Dataset rows for apps and sites
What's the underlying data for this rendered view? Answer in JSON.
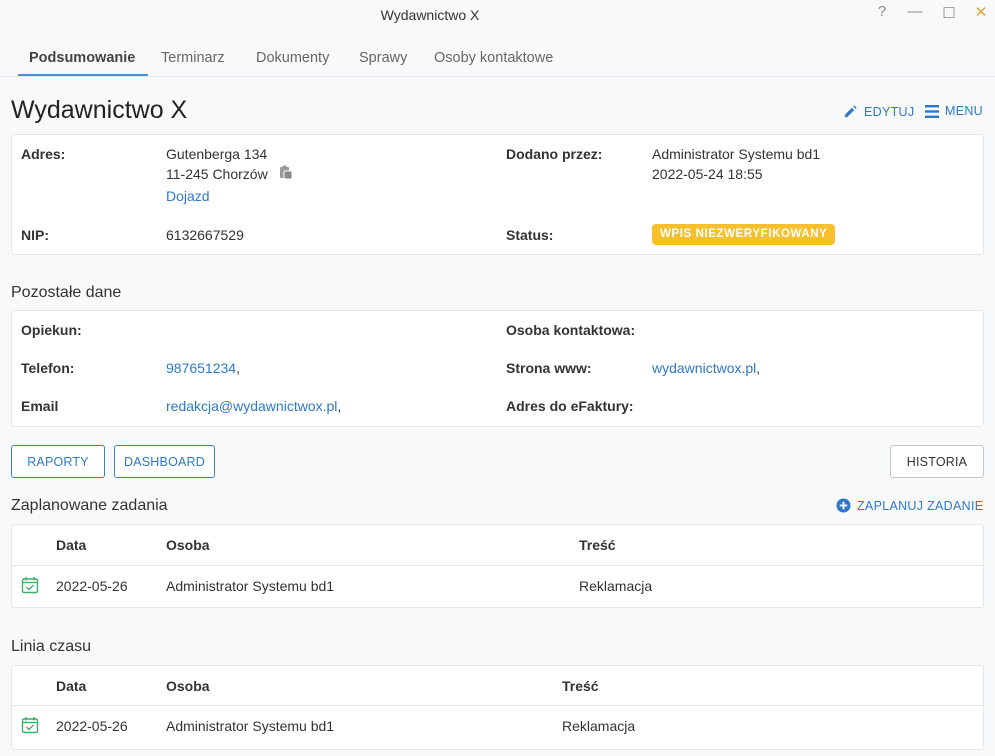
{
  "window": {
    "title": "Wydawnictwo X",
    "help_glyph": "?",
    "minimize_glyph": "—",
    "maximize_glyph": "☐",
    "close_glyph": "✕"
  },
  "tabs": [
    {
      "label": "Podsumowanie",
      "active": true
    },
    {
      "label": "Terminarz"
    },
    {
      "label": "Dokumenty"
    },
    {
      "label": "Sprawy"
    },
    {
      "label": "Osoby kontaktowe"
    }
  ],
  "page": {
    "title": "Wydawnictwo X",
    "edit_label": "EDYTUJ",
    "menu_label": "MENU"
  },
  "summary": {
    "address_label": "Adres:",
    "address_line1": "Gutenberga 134",
    "address_line2": "11-245 Chorzów",
    "directions_link": "Dojazd",
    "added_by_label": "Dodano przez:",
    "added_by_value": "Administrator Systemu bd1",
    "added_date": "2022-05-24 18:55",
    "nip_label": "NIP:",
    "nip_value": "6132667529",
    "status_label": "Status:",
    "status_value": "WPIS NIEZWERYFIKOWANY"
  },
  "other": {
    "title": "Pozostałe dane",
    "guardian_label": "Opiekun:",
    "contact_label": "Osoba kontaktowa:",
    "phone_label": "Telefon:",
    "phone_value": "987651234",
    "website_label": "Strona www:",
    "website_value": "wydawnictwox.pl",
    "email_label": "Email",
    "email_value": "redakcja@wydawnictwox.pl",
    "efaktura_label": "Adres do eFaktury:",
    "separator": ","
  },
  "buttons": {
    "reports": "RAPORTY",
    "dashboard": "DASHBOARD",
    "history": "HISTORIA"
  },
  "planned": {
    "title": "Zaplanowane zadania",
    "add_label": "ZAPLANUJ ZADANIE",
    "columns": [
      "Data",
      "Osoba",
      "Treść"
    ],
    "rows": [
      {
        "date": "2022-05-26",
        "person": "Administrator Systemu bd1",
        "content": "Reklamacja"
      }
    ]
  },
  "timeline": {
    "title": "Linia czasu",
    "columns": [
      "Data",
      "Osoba",
      "Treść"
    ],
    "rows": [
      {
        "date": "2022-05-26",
        "person": "Administrator Systemu bd1",
        "content": "Reklamacja"
      }
    ]
  },
  "colors": {
    "accent": "#2f79c7",
    "badge": "#f5c02b",
    "calendar_icon": "#3fae6b"
  }
}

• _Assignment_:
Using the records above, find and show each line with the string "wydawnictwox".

• _Solution to this task_:
    "website_value": "wydawnictwox.pl",
    "email_value": "redakcja@wydawnictwox.pl",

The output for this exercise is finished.